BEGIN Material to process

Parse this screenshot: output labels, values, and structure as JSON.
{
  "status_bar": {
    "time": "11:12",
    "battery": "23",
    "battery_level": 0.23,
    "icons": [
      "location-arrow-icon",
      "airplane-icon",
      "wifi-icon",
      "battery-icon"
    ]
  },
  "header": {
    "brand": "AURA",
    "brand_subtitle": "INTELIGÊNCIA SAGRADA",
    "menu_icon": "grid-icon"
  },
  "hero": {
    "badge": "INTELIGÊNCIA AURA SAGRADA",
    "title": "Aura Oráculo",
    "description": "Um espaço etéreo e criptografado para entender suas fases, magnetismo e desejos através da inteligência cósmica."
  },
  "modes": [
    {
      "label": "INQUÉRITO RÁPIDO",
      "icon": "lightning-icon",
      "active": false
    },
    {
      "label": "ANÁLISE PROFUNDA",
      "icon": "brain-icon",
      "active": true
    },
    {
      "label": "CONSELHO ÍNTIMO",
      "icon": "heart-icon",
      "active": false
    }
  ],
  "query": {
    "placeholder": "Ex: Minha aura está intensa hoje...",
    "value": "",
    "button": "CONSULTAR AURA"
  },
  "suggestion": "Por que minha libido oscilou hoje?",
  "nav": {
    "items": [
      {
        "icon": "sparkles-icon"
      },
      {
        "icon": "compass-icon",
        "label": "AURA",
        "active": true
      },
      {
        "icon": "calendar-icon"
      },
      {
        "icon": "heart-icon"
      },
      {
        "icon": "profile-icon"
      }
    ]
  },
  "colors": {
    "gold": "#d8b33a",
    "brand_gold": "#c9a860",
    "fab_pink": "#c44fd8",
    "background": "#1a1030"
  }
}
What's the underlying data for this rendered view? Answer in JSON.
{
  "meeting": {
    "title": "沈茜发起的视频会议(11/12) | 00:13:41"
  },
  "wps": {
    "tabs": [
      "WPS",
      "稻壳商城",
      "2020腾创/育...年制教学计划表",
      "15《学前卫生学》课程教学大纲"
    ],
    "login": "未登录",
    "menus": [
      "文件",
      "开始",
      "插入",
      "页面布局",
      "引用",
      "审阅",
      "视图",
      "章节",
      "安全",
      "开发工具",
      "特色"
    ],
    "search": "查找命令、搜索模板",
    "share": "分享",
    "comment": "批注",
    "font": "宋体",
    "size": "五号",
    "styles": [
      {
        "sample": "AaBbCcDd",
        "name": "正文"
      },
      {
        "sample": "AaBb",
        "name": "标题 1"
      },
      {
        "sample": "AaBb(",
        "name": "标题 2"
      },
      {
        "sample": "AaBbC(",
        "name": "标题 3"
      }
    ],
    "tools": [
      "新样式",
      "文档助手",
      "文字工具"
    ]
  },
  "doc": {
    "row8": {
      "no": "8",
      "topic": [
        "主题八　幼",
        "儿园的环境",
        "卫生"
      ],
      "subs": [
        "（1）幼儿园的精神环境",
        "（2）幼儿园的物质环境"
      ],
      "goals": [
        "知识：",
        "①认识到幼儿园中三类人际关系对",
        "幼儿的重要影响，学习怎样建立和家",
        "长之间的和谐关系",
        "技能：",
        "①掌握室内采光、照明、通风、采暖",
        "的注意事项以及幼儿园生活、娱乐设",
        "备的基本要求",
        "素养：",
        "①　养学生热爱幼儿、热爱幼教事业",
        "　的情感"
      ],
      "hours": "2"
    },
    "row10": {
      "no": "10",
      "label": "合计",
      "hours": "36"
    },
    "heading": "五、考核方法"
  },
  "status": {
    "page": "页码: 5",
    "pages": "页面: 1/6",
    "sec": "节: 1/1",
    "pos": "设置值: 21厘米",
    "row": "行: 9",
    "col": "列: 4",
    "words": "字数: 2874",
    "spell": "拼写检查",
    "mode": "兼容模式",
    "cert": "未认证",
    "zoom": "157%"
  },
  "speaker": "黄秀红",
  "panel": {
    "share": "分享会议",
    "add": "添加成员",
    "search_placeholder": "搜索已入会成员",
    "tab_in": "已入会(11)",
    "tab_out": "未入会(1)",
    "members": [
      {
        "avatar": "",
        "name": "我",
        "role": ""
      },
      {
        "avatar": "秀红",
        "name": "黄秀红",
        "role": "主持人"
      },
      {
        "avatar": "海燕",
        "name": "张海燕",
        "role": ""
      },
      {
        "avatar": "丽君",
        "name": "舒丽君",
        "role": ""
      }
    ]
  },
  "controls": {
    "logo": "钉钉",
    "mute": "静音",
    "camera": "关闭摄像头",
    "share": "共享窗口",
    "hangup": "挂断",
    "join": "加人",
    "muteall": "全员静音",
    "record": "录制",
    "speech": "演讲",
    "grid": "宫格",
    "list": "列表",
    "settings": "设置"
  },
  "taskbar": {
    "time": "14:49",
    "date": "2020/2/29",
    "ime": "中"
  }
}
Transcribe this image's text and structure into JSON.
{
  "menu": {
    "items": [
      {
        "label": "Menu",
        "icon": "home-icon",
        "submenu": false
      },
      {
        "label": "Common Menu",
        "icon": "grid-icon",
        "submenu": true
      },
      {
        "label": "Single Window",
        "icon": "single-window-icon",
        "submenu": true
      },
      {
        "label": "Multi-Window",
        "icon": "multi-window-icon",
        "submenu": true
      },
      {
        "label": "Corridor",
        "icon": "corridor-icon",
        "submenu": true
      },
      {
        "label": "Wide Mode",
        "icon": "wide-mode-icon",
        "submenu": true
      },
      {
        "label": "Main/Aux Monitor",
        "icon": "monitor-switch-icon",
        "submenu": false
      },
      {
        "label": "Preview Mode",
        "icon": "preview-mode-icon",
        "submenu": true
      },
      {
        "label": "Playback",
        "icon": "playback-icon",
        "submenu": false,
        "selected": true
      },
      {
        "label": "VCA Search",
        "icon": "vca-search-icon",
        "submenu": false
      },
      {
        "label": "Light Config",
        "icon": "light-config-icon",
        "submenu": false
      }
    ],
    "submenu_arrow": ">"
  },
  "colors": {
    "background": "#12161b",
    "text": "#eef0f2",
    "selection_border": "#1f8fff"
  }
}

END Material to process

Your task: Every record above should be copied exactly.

Output for this exercise:
Parse this screenshot: output labels, values, and structure as JSON.
{
  "status_bar": {
    "time": "11:12",
    "battery": "23",
    "battery_level": 0.23,
    "icons": [
      "location-arrow-icon",
      "airplane-icon",
      "wifi-icon",
      "battery-icon"
    ]
  },
  "header": {
    "brand": "AURA",
    "brand_subtitle": "INTELIGÊNCIA SAGRADA",
    "menu_icon": "grid-icon"
  },
  "hero": {
    "badge": "INTELIGÊNCIA AURA SAGRADA",
    "title": "Aura Oráculo",
    "description": "Um espaço etéreo e criptografado para entender suas fases, magnetismo e desejos através da inteligência cósmica."
  },
  "modes": [
    {
      "label": "INQUÉRITO RÁPIDO",
      "icon": "lightning-icon",
      "active": false
    },
    {
      "label": "ANÁLISE PROFUNDA",
      "icon": "brain-icon",
      "active": true
    },
    {
      "label": "CONSELHO ÍNTIMO",
      "icon": "heart-icon",
      "active": false
    }
  ],
  "query": {
    "placeholder": "Ex: Minha aura está intensa hoje...",
    "value": "",
    "button": "CONSULTAR AURA"
  },
  "suggestion": "Por que minha libido oscilou hoje?",
  "nav": {
    "items": [
      {
        "icon": "sparkles-icon"
      },
      {
        "icon": "compass-icon",
        "label": "AURA",
        "active": true
      },
      {
        "icon": "calendar-icon"
      },
      {
        "icon": "heart-icon"
      },
      {
        "icon": "profile-icon"
      }
    ]
  },
  "colors": {
    "gold": "#d8b33a",
    "brand_gold": "#c9a860",
    "fab_pink": "#c44fd8",
    "background": "#1a1030"
  }
}
What's the underlying data for this rendered view? Answer in JSON.
{
  "meeting": {
    "title": "沈茜发起的视频会议(11/12) | 00:13:41"
  },
  "wps": {
    "tabs": [
      "WPS",
      "稻壳商城",
      "2020腾创/育...年制教学计划表",
      "15《学前卫生学》课程教学大纲"
    ],
    "login": "未登录",
    "menus": [
      "文件",
      "开始",
      "插入",
      "页面布局",
      "引用",
      "审阅",
      "视图",
      "章节",
      "安全",
      "开发工具",
      "特色"
    ],
    "search": "查找命令、搜索模板",
    "share": "分享",
    "comment": "批注",
    "font": "宋体",
    "size": "五号",
    "styles": [
      {
        "sample": "AaBbCcDd",
        "name": "正文"
      },
      {
        "sample": "AaBb",
        "name": "标题 1"
      },
      {
        "sample": "AaBb(",
        "name": "标题 2"
      },
      {
        "sample": "AaBbC(",
        "name": "标题 3"
      }
    ],
    "tools": [
      "新样式",
      "文档助手",
      "文字工具"
    ]
  },
  "doc": {
    "row8": {
      "no": "8",
      "topic": [
        "主题八　幼",
        "儿园的环境",
        "卫生"
      ],
      "subs": [
        "（1）幼儿园的精神环境",
        "（2）幼儿园的物质环境"
      ],
      "goals": [
        "知识：",
        "①认识到幼儿园中三类人际关系对",
        "幼儿的重要影响，学习怎样建立和家",
        "长之间的和谐关系",
        "技能：",
        "①掌握室内采光、照明、通风、采暖",
        "的注意事项以及幼儿园生活、娱乐设",
        "备的基本要求",
        "素养：",
        "①　养学生热爱幼儿、热爱幼教事业",
        "　的情感"
      ],
      "hours": "2"
    },
    "row10": {
      "no": "10",
      "label": "合计",
      "hours": "36"
    },
    "heading": "五、考核方法"
  },
  "status": {
    "page": "页码: 5",
    "pages": "页面: 1/6",
    "sec": "节: 1/1",
    "pos": "设置值: 21厘米",
    "row": "行: 9",
    "col": "列: 4",
    "words": "字数: 2874",
    "spell": "拼写检查",
    "mode": "兼容模式",
    "cert": "未认证",
    "zoom": "157%"
  },
  "speaker": "黄秀红",
  "panel": {
    "share": "分享会议",
    "add": "添加成员",
    "search_placeholder": "搜索已入会成员",
    "tab_in": "已入会(11)",
    "tab_out": "未入会(1)",
    "members": [
      {
        "avatar": "",
        "name": "我",
        "role": ""
      },
      {
        "avatar": "秀红",
        "name": "黄秀红",
        "role": "主持人"
      },
      {
        "avatar": "海燕",
        "name": "张海燕",
        "role": ""
      },
      {
        "avatar": "丽君",
        "name": "舒丽君",
        "role": ""
      }
    ]
  },
  "controls": {
    "logo": "钉钉",
    "mute": "静音",
    "camera": "关闭摄像头",
    "share": "共享窗口",
    "hangup": "挂断",
    "join": "加人",
    "muteall": "全员静音",
    "record": "录制",
    "speech": "演讲",
    "grid": "宫格",
    "list": "列表",
    "settings": "设置"
  },
  "taskbar": {
    "time": "14:49",
    "date": "2020/2/29",
    "ime": "中"
  }
}
Transcribe this image's text and structure into JSON.
{
  "menu": {
    "items": [
      {
        "label": "Menu",
        "icon": "home-icon",
        "submenu": false
      },
      {
        "label": "Common Menu",
        "icon": "grid-icon",
        "submenu": true
      },
      {
        "label": "Single Window",
        "icon": "single-window-icon",
        "submenu": true
      },
      {
        "label": "Multi-Window",
        "icon": "multi-window-icon",
        "submenu": true
      },
      {
        "label": "Corridor",
        "icon": "corridor-icon",
        "submenu": true
      },
      {
        "label": "Wide Mode",
        "icon": "wide-mode-icon",
        "submenu": true
      },
      {
        "label": "Main/Aux Monitor",
        "icon": "monitor-switch-icon",
        "submenu": false
      },
      {
        "label": "Preview Mode",
        "icon": "preview-mode-icon",
        "submenu": true
      },
      {
        "label": "Playback",
        "icon": "playback-icon",
        "submenu": false,
        "selected": true
      },
      {
        "label": "VCA Search",
        "icon": "vca-search-icon",
        "submenu": false
      },
      {
        "label": "Light Config",
        "icon": "light-config-icon",
        "submenu": false
      }
    ],
    "submenu_arrow": ">"
  },
  "colors": {
    "background": "#12161b",
    "text": "#eef0f2",
    "selection_border": "#1f8fff"
  }
}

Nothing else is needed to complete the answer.